Civil society organisations urge US to designate India as a 'country of particular concern'
Over 30 civil society organisations from around the world on Thursday issued a joint resolution urging the US state department to designate India as a “country of particular concern” (CPC) and sanction officials and others promoting religious discrimination and open persecution of non-Hindus.
The resolution was adopted at the inaugural International Religious Freedom Summit in the US where interfaith leaders expressed disappointment at the Joe Biden administration avoiding criticism of the Indian government for allowing discrimination on its watch.
The CPC tag is accorded by the US secretary of state, under authority delegated by the President, to a country guilty of particularly severe violations of religious freedom under the International Religious Freedom Act.
When the secretary of state designates a CPC, the US Congress is notified. Where non-economic policy options designed to bring about cessation of the particularly severe violations of religious freedom have reasonably been exhausted, an economic measure is expected to be imposed.
The United States Commission on International Religious Freedom (USCIRF) had in its report last year recommended to the state department that India be designated as a CPC, which would have put the country in league with Saudi Arabia, China, Pakistan, Iran and other such nations. The state department did not oblige.
At the International Religious Freedom Summit, a US senator and two members of the House of Representatives too voiced concern about the situation in India while speaking at a panel discussion on “Religious Freedom in India: Challenges and Opportunities”.
“I remain seriously concerned about the Indian government’s commitment to protecting the rights of minorities, including the 200 million Muslims in India,” Senator Ed Markley said.
“The government’s targeting of social and political activities and crackdown on free speech and their religiously motivated discrimination against minorities cannot be viewed in isolation as escalating nationalism threatens to undermine India’s longstanding oath to democratic values.”
Referring to reports of the targeting of minorities, Congresswoman Marie Newman said: “India’s equity and standing in the eyes of the world are severely damaged already. Freedom House has downgraded its rating for India’s democracy from being free to partly free. That is heartbreaking. Persecution of entire sections of society, especially when backed by governments, is a recipe for a future filled with disaster. We must do better. We must pressure both our adversaries and our allies to support human rights around the world.”
Another member of the House of Representatives, Andy Levin, who is also a member of the foreign affairs committee, said: “Why would I be so critical and so publicly critical of a country that I love? The answer is it is because I love India that I am committed to ending these attacks on its people. It is because I am so passionate in my support for the vibrant democracy I came to know as a young man that I want to see that democracy flourish for generations to come.”
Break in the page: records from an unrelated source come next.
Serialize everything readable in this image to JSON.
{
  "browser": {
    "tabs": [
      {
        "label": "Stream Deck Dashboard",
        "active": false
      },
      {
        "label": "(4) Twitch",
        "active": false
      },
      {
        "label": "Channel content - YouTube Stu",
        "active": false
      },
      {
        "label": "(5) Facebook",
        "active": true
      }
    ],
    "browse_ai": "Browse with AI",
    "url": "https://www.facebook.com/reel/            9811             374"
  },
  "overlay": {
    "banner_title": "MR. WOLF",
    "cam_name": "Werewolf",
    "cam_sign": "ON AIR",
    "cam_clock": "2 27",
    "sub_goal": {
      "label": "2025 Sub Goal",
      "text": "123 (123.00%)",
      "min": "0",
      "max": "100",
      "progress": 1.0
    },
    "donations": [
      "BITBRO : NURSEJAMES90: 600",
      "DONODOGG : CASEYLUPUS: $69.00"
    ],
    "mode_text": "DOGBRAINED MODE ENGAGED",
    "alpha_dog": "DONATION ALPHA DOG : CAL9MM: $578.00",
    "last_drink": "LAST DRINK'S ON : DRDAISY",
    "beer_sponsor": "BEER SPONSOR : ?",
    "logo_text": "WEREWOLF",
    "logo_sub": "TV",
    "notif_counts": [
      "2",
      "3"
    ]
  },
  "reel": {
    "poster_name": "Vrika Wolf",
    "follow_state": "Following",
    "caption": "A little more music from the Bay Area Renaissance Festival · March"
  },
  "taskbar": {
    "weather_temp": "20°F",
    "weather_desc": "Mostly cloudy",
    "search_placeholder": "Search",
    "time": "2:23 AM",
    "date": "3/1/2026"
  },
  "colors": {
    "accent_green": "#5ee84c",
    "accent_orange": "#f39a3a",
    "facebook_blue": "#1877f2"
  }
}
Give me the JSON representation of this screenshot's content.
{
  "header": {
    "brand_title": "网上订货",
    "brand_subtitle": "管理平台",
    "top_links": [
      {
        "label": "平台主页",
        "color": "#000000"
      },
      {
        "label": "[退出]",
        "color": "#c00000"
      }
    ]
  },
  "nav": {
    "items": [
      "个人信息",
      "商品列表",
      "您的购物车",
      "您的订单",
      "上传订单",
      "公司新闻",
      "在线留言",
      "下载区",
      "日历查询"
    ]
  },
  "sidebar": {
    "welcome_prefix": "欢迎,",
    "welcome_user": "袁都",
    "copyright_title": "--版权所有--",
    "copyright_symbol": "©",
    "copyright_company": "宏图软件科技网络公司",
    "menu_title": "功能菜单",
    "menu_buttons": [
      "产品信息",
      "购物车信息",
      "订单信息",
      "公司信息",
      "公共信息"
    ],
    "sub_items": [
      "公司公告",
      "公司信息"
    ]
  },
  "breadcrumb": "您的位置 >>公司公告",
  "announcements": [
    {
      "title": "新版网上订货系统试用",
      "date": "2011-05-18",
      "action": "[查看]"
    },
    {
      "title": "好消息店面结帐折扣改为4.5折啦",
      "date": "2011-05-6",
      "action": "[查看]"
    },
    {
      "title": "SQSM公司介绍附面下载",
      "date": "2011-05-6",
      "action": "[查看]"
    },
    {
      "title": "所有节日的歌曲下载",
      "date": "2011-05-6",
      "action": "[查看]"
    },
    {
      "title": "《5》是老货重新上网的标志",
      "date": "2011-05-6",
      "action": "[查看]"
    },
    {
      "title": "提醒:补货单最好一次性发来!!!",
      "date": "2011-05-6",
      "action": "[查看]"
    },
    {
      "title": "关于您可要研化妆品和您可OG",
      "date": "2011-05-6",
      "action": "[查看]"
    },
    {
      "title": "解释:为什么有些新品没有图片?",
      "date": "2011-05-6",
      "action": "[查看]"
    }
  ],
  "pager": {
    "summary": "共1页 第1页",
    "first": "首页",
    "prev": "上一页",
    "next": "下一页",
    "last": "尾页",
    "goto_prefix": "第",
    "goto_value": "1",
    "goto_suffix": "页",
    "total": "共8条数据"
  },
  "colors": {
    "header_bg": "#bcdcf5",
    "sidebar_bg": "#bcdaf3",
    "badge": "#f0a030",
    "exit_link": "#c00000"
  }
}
The resolution by the 30 organisations takes note of how it’s possible to target minorities with impunity in India. It notes the harassment of marginalised communities, the love jihad narrative, the anti-conversion laws, and the Citizenship (Amendment) Act that has been widely found to be discriminatory. It also records the history of the RSS.
The organisations have urged the US state department to designate India as a CPC under the guidelines of the USCIRF — an independent, bipartisan federal body created under the 1998 International Religious Freedom Act to monitor the universal right to freedom of religion or belief abroad.